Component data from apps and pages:

____

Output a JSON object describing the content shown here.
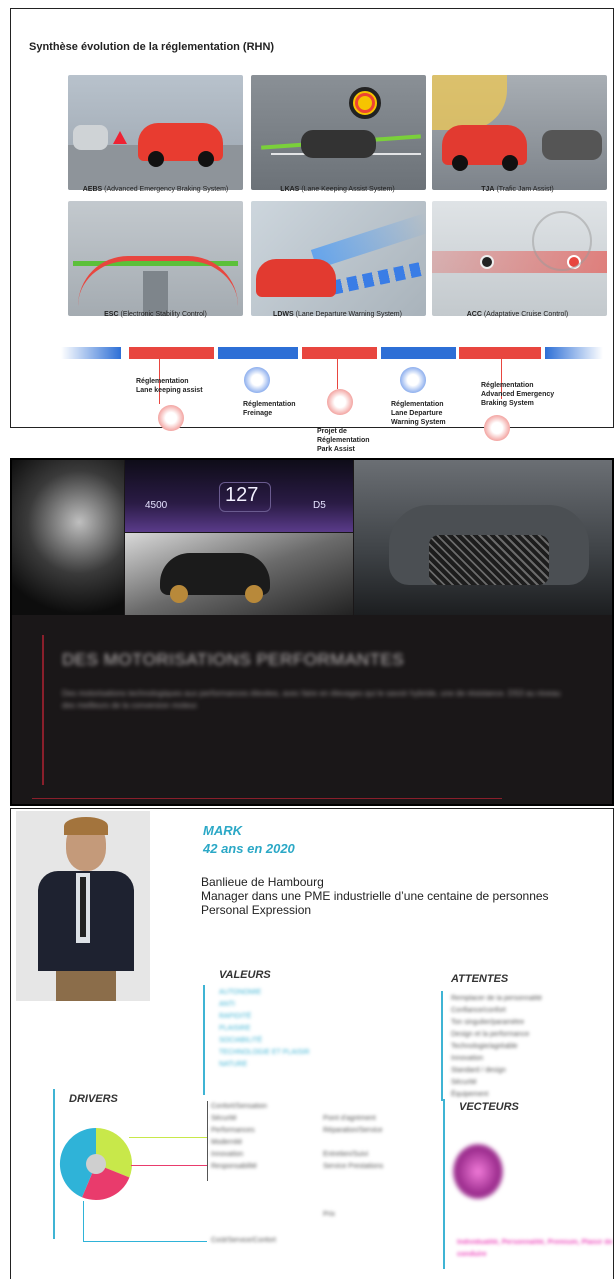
{
  "slide1": {
    "title": "Synthèse évolution de la réglementation (RHN)",
    "systems": [
      {
        "abbr": "AEBS",
        "desc": "(Advanced Emergency Braking System)"
      },
      {
        "abbr": "LKAS",
        "desc": "(Lane Keeping Assist System)"
      },
      {
        "abbr": "TJA",
        "desc": "(Trafic Jam Assist)"
      },
      {
        "abbr": "ESC",
        "desc": "(Electronic Stability Control)"
      },
      {
        "abbr": "LDWS",
        "desc": "(Lane Departure Warning System)"
      },
      {
        "abbr": "ACC",
        "desc": "(Adaptative Cruise Control)"
      }
    ],
    "timeline": [
      {
        "label": "Réglementation\nLane keeping assist"
      },
      {
        "label": "Réglementation\nFreinage"
      },
      {
        "label": "Projet de\nRéglementation\nPark Assist"
      },
      {
        "label": "Réglementation\nLane Departure\nWarning System"
      },
      {
        "label": "Réglementation\nAdvanced Emergency\nBraking System"
      }
    ],
    "colors": {
      "red": "#e8463f",
      "blue": "#2d6fd6"
    }
  },
  "slide2": {
    "dash": {
      "left": "4500",
      "center": "127",
      "right": "D5"
    },
    "heading": "DES MOTORISATIONS PERFORMANTES",
    "body": "Des motorisations technologiques aux performances élevées, avec faire en élevages qui le savoir hybride, une de résistance. DS3 au niveau des meilleurs de la conversion moteur.",
    "accent": "#8a1f2b"
  },
  "slide3": {
    "name": "MARK",
    "age": "42 ans en 2020",
    "info": [
      "Banlieue de Hambourg",
      "Manager dans une PME industrielle d’une centaine de personnes",
      "Personal Expression"
    ],
    "valeurs_title": "VALEURS",
    "valeurs": [
      "AUTONOMIE",
      "ANTI",
      "RAPIDITÉ",
      "PLAISIRE",
      "SOCIABILITÉ",
      "TECHNOLOGIE ET PLAISIR",
      "NATURE"
    ],
    "attentes_title": "ATTENTES",
    "attentes": [
      "Remplacer de la personnalité",
      "Confiance/confort",
      "Ton singulier/paramètre",
      "Design et la performance",
      "Technologie/agréable",
      "Innovation",
      "Standard / design",
      "Sécurité",
      "Équipement"
    ],
    "drivers_title": "DRIVERS",
    "drivers": [
      "Confort/Sensation",
      "Sécurité",
      "Performances",
      "Modernité",
      "Innovation",
      "Responsabilité"
    ],
    "drivers_right": [
      "Point d'agrément",
      "Réparation/Service",
      "Entretien/Suivi",
      "Service Prestations",
      "Prix"
    ],
    "drivers_bottom": "Coût/Service/Confort",
    "vecteurs_title": "VECTEURS",
    "vecteurs_text": "Individualité, Personnalité, Premium, Plaisir de conduire",
    "pie": [
      {
        "value": 33,
        "color": "#c8e84a"
      },
      {
        "value": 30,
        "color": "#e93b6c"
      },
      {
        "value": 37,
        "color": "#2fb3d8"
      }
    ]
  }
}
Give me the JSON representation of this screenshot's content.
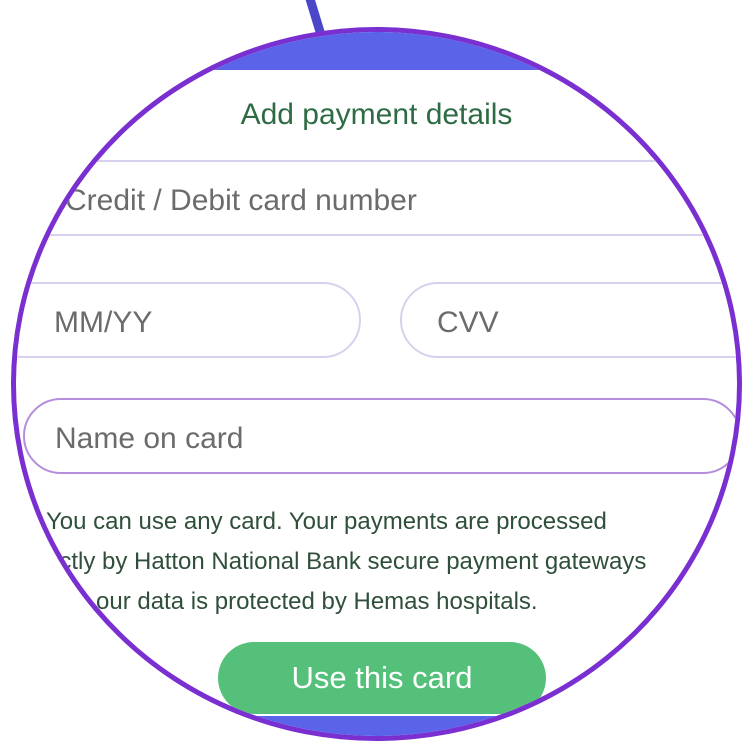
{
  "dialog": {
    "title": "Add payment details"
  },
  "form": {
    "card_number": {
      "placeholder": "Credit / Debit card number",
      "visible_text": "Credit / Debit card number"
    },
    "expiry": {
      "placeholder": "MM/YY",
      "visible_text": "MM/YY"
    },
    "cvv": {
      "placeholder": "CVV",
      "visible_text": "CVV"
    },
    "name_on_card": {
      "placeholder": "Name on card",
      "visible_text": "Name on card"
    }
  },
  "info_lines": [
    "You can use any card. Your payments are processed",
    "ectly by Hatton National Bank secure payment gateways",
    "our data is protected by Hemas hospitals."
  ],
  "buttons": {
    "use_card": "Use this card"
  },
  "colors": {
    "lens_border": "#7a2fd0",
    "header_bar": "#5b63e8",
    "title_text": "#2e6b44",
    "field_border": "#d8d0ee",
    "active_field_border": "#b48ddc",
    "primary_button": "#54c079",
    "pointer_line": "#4b47c8"
  }
}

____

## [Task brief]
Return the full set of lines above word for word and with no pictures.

## [Output]
Output a JSON object describing the content shown here.
{
  "slide1": {
    "title": "Synthèse évolution de la réglementation (RHN)",
    "systems": [
      {
        "abbr": "AEBS",
        "desc": "(Advanced Emergency Braking System)"
      },
      {
        "abbr": "LKAS",
        "desc": "(Lane Keeping Assist System)"
      },
      {
        "abbr": "TJA",
        "desc": "(Trafic Jam Assist)"
      },
      {
        "abbr": "ESC",
        "desc": "(Electronic Stability Control)"
      },
      {
        "abbr": "LDWS",
        "desc": "(Lane Departure Warning System)"
      },
      {
        "abbr": "ACC",
        "desc": "(Adaptative Cruise Control)"
      }
    ],
    "timeline": [
      {
        "label": "Réglementation\nLane keeping assist"
      },
      {
        "label": "Réglementation\nFreinage"
      },
      {
        "label": "Projet de\nRéglementation\nPark Assist"
      },
      {
        "label": "Réglementation\nLane Departure\nWarning System"
      },
      {
        "label": "Réglementation\nAdvanced Emergency\nBraking System"
      }
    ],
    "colors": {
      "red": "#e8463f",
      "blue": "#2d6fd6"
    }
  },
  "slide2": {
    "dash": {
      "left": "4500",
      "center": "127",
      "right": "D5"
    },
    "heading": "DES MOTORISATIONS PERFORMANTES",
    "body": "Des motorisations technologiques aux performances élevées, avec faire en élevages qui le savoir hybride, une de résistance. DS3 au niveau des meilleurs de la conversion moteur.",
    "accent": "#8a1f2b"
  },
  "slide3": {
    "name": "MARK",
    "age": "42 ans en 2020",
    "info": [
      "Banlieue de Hambourg",
      "Manager dans une PME industrielle d’une centaine de personnes",
      "Personal Expression"
    ],
    "valeurs_title": "VALEURS",
    "valeurs": [
      "AUTONOMIE",
      "ANTI",
      "RAPIDITÉ",
      "PLAISIRE",
      "SOCIABILITÉ",
      "TECHNOLOGIE ET PLAISIR",
      "NATURE"
    ],
    "attentes_title": "ATTENTES",
    "attentes": [
      "Remplacer de la personnalité",
      "Confiance/confort",
      "Ton singulier/paramètre",
      "Design et la performance",
      "Technologie/agréable",
      "Innovation",
      "Standard / design",
      "Sécurité",
      "Équipement"
    ],
    "drivers_title": "DRIVERS",
    "drivers": [
      "Confort/Sensation",
      "Sécurité",
      "Performances",
      "Modernité",
      "Innovation",
      "Responsabilité"
    ],
    "drivers_right": [
      "Point d'agrément",
      "Réparation/Service",
      "Entretien/Suivi",
      "Service Prestations",
      "Prix"
    ],
    "drivers_bottom": "Coût/Service/Confort",
    "vecteurs_title": "VECTEURS",
    "vecteurs_text": "Individualité, Personnalité, Premium, Plaisir de conduire",
    "pie": [
      {
        "value": 33,
        "color": "#c8e84a"
      },
      {
        "value": 30,
        "color": "#e93b6c"
      },
      {
        "value": 37,
        "color": "#2fb3d8"
      }
    ]
  }
}
Give me the JSON representation of this screenshot's content.
{
  "dialog": {
    "title": "Add payment details"
  },
  "form": {
    "card_number": {
      "placeholder": "Credit / Debit card number",
      "visible_text": "Credit / Debit card number"
    },
    "expiry": {
      "placeholder": "MM/YY",
      "visible_text": "MM/YY"
    },
    "cvv": {
      "placeholder": "CVV",
      "visible_text": "CVV"
    },
    "name_on_card": {
      "placeholder": "Name on card",
      "visible_text": "Name on card"
    }
  },
  "info_lines": [
    "You can use any card. Your payments are processed",
    "ectly by Hatton National Bank secure payment gateways",
    "our data is protected by Hemas hospitals."
  ],
  "buttons": {
    "use_card": "Use this card"
  },
  "colors": {
    "lens_border": "#7a2fd0",
    "header_bar": "#5b63e8",
    "title_text": "#2e6b44",
    "field_border": "#d8d0ee",
    "active_field_border": "#b48ddc",
    "primary_button": "#54c079",
    "pointer_line": "#4b47c8"
  }
}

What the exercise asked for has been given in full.